The final case (HSE v Sherborne School & Peter Eldridge) saw a prosecution of a school and a building contractor employed to carry out extensive refurbishment work. Asbestos boards were located during the work and removed in an unsafe manner. Four builders and a 14-year old work experience student were exposed. The HSE criticised the school for not giving their asbestos register to the building contractors and failing to prepare a full refurbishment and demolition survey before the work commenced.


All three cases highlight a continuing failure of a duty holderĀ¹ to obtain asbestos surveys prior to demolition and refurbishment work being carried out. This is not a new requirement but was introduced by the Control of Asbestos Regulations 2006. These regulations introduced the principle of a duty to manage.

Any person or organisation responsible for the maintenance of non-domestic premises must ascertain if any materials within the building contain asbestos, maintain an asbestos register and make this available to anyone who may disturb those materials. If any building work is planned, a full survey must be undertaken so that the risks of exposure to asbestos can be assessed and managed.

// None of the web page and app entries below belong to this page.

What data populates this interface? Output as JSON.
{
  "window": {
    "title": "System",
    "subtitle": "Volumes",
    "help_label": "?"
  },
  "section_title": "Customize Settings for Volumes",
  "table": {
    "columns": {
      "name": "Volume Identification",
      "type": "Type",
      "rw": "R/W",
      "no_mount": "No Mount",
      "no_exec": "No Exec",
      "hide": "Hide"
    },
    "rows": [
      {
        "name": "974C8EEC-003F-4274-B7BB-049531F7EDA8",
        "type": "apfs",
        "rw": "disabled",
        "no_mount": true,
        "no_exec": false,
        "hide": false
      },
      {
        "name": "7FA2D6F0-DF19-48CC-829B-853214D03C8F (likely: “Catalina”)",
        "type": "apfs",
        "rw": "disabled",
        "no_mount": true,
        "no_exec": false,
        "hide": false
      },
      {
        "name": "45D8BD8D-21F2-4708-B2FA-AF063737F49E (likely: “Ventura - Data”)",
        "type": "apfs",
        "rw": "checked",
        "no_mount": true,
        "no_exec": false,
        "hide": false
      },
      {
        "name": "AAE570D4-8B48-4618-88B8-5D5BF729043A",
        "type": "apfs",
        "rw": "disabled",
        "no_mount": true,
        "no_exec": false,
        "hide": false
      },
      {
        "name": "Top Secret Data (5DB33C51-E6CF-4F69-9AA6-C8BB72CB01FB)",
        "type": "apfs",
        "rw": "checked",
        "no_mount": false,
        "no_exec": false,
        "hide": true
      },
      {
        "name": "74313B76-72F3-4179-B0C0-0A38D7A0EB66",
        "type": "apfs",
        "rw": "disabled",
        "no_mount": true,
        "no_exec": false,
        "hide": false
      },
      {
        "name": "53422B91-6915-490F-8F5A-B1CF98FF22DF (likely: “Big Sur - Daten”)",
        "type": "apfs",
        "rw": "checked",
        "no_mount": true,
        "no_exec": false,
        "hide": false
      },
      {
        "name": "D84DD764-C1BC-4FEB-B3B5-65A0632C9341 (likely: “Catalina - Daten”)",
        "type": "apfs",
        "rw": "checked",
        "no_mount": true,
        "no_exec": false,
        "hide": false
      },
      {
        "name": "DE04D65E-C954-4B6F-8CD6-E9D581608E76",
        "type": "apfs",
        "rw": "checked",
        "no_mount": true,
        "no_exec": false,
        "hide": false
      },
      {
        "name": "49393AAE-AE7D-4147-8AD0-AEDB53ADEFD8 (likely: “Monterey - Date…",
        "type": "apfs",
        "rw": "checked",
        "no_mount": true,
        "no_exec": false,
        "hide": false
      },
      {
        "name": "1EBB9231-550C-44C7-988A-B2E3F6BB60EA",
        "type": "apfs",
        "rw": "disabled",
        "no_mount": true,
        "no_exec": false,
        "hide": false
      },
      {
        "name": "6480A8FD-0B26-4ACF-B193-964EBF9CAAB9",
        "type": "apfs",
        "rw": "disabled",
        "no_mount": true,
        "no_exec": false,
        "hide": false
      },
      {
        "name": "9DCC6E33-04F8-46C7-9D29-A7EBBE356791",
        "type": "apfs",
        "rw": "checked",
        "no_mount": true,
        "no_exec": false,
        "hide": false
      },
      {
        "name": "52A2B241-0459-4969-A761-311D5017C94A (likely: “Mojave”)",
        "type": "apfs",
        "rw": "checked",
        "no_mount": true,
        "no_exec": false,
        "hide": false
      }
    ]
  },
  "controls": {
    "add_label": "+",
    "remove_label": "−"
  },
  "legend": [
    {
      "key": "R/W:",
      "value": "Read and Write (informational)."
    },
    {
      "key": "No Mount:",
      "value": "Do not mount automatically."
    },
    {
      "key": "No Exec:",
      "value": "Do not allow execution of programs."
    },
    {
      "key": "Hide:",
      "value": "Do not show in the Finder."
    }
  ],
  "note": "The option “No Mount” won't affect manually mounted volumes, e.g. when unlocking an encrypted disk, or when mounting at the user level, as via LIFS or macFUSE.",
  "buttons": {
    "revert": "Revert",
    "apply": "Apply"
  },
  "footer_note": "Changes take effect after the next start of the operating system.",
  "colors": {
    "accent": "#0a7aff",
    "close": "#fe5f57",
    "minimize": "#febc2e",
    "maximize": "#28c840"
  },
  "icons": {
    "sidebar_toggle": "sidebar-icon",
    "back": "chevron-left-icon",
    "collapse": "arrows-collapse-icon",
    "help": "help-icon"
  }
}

Following these prosecutions and the introduction of the Control of Asbestos Regulations 2012, the HSE embarked on an advertising campaign to highlight yet again the issues with asbestos. Whether the message has been heard by the construction industry remains to be seen. In 2010 the Asbestos Working Party updated its estimate of the future costs of UK asbestos related claims, estimating that the undiscounted cost for the period 2009 to 2050 to be Ā£1 billion. With the latency period for mesothelioma being in the region of 40 years insurers have cause to hope that the HSE's message will be heard.


  • see The Control of Asbestos Regulations 2006 4(1
  • see The Control of Asbestos Regulations 2006 4(3) and 4(4